October 13, 2004
Starkweather, B.S. and Asher Kimchi M.D.
Los Angeles, CA - In
a report to be published on October 21, 2004 in the New England
Journal of Medicine, author Garret A. Fitzgerald suggests that
Vioxx may not be the only drug of its type that raises the risk
of heart attack and stroke.
Vioxx belongs to
the class of drugs that selectively inhibits cyclooxygenase-2
(COX-2), an enzyme that produces prostaglandins E2 and I2,
mediators of inflammation. By not inhibiting cyclooxygenase-1
(COX-1), whose products provide cytoprotection in the gastric

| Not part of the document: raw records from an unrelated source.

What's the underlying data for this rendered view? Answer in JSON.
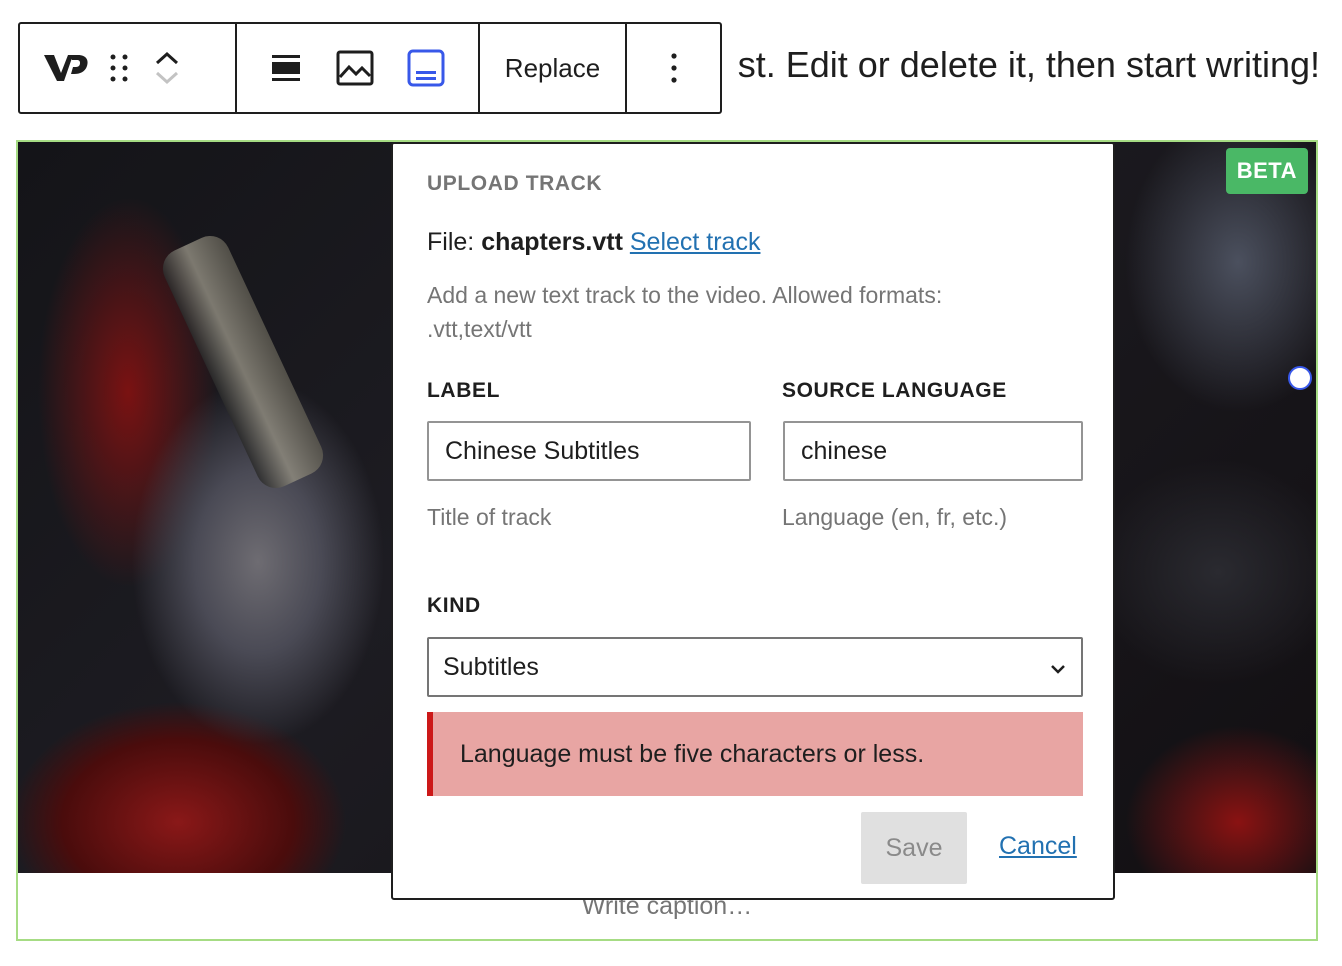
{
  "intro": {
    "text": "st. Edit or delete it, then start writing!"
  },
  "toolbar": {
    "replace_label": "Replace",
    "icons": [
      "videopress-logo-icon",
      "drag-handle-icon",
      "move-up-icon",
      "move-down-icon",
      "align-none-icon",
      "poster-image-icon",
      "tracks-icon",
      "more-options-icon"
    ]
  },
  "video": {
    "beta_badge": "BETA",
    "caption_placeholder": "Write caption…"
  },
  "upload_track": {
    "title": "UPLOAD TRACK",
    "file_prefix": "File:",
    "file_name": "chapters.vtt",
    "select_track": "Select track",
    "help": "Add a new text track to the video. Allowed formats: .vtt,text/vtt",
    "label": {
      "heading": "LABEL",
      "value": "Chinese Subtitles",
      "help": "Title of track"
    },
    "source_language": {
      "heading": "SOURCE LANGUAGE",
      "value": "chinese",
      "help": "Language (en, fr, etc.)"
    },
    "kind": {
      "heading": "KIND",
      "selected": "Subtitles"
    },
    "error": "Language must be five characters or less.",
    "save": "Save",
    "cancel": "Cancel"
  },
  "colors": {
    "accent_blue": "#3858e9",
    "link_blue": "#2271b1",
    "beta_green": "#4ab866",
    "error_bg": "#e8a5a3",
    "error_border": "#cc1818",
    "block_border": "#a6dc84"
  }
}
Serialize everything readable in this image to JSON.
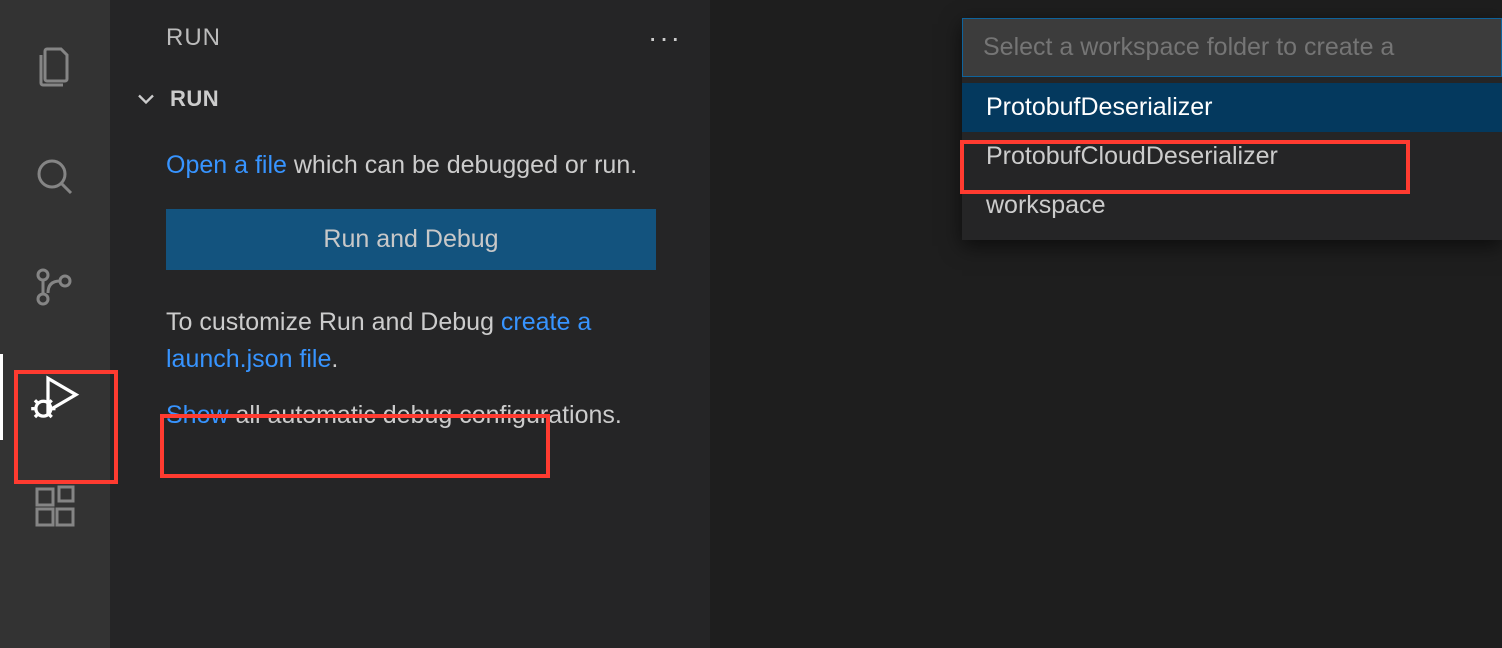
{
  "sidebar": {
    "title": "RUN",
    "section": "RUN",
    "para1_link": "Open a file",
    "para1_rest": " which can be debugged or run.",
    "run_debug_label": "Run and Debug",
    "para2_pre": "To customize Run and Debug ",
    "para2_link": "create a launch.json file",
    "para2_post": ".",
    "para3_link": "Show",
    "para3_rest": " all automatic debug configurations."
  },
  "quickpick": {
    "placeholder": "Select a workspace folder to create a",
    "items": [
      "ProtobufDeserializer",
      "ProtobufCloudDeserializer",
      "workspace"
    ]
  }
}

epithelium, these coxibs were thought to decrease the incidence
of gastric side effects when compared to traditional NSAIDS that
inhibit both cyclooxygenases.
prostaglandin I2 has been shown to inhibit platelet aggregation,
cause vasodilation and prevent the proliferation of vascular
smooth muscle cells in vitro. It was previously thought that
prostaglandin I2 was primarily a product of COX-1 in the
endothelium, but more recent studies in mice and humans has
shown that COX-2 is actually the dominant source.
The major product
of COX-1 in platelets, thromboxane A2, has effects that directly
oppose prostaglandin I2, causing platelet aggregation,
vasoconstriction, and vascular smooth muscle proliferation.
selectively inhibiting COX-2, the vascular effects will be those
of thromboxane A2, since prostaglandin I2 production has been
inhibited. This could lead to increased risk of stroke or heart
attack due to an exaggerated thrombotic response to the rupture
of an atherosclerotic plaque. Other effects could include
elevated blood pressure and accelerated atherogenesis.
Vioxx has been
removed from the market by Merck. Dr. Fitzgerald suggests in
this report that until the FDA determines whether these effects
apply to this class of drugs as a whole, it would seem prudent
to avoid coxibs in patients who have cardiovascular disease or
who are at risk for it.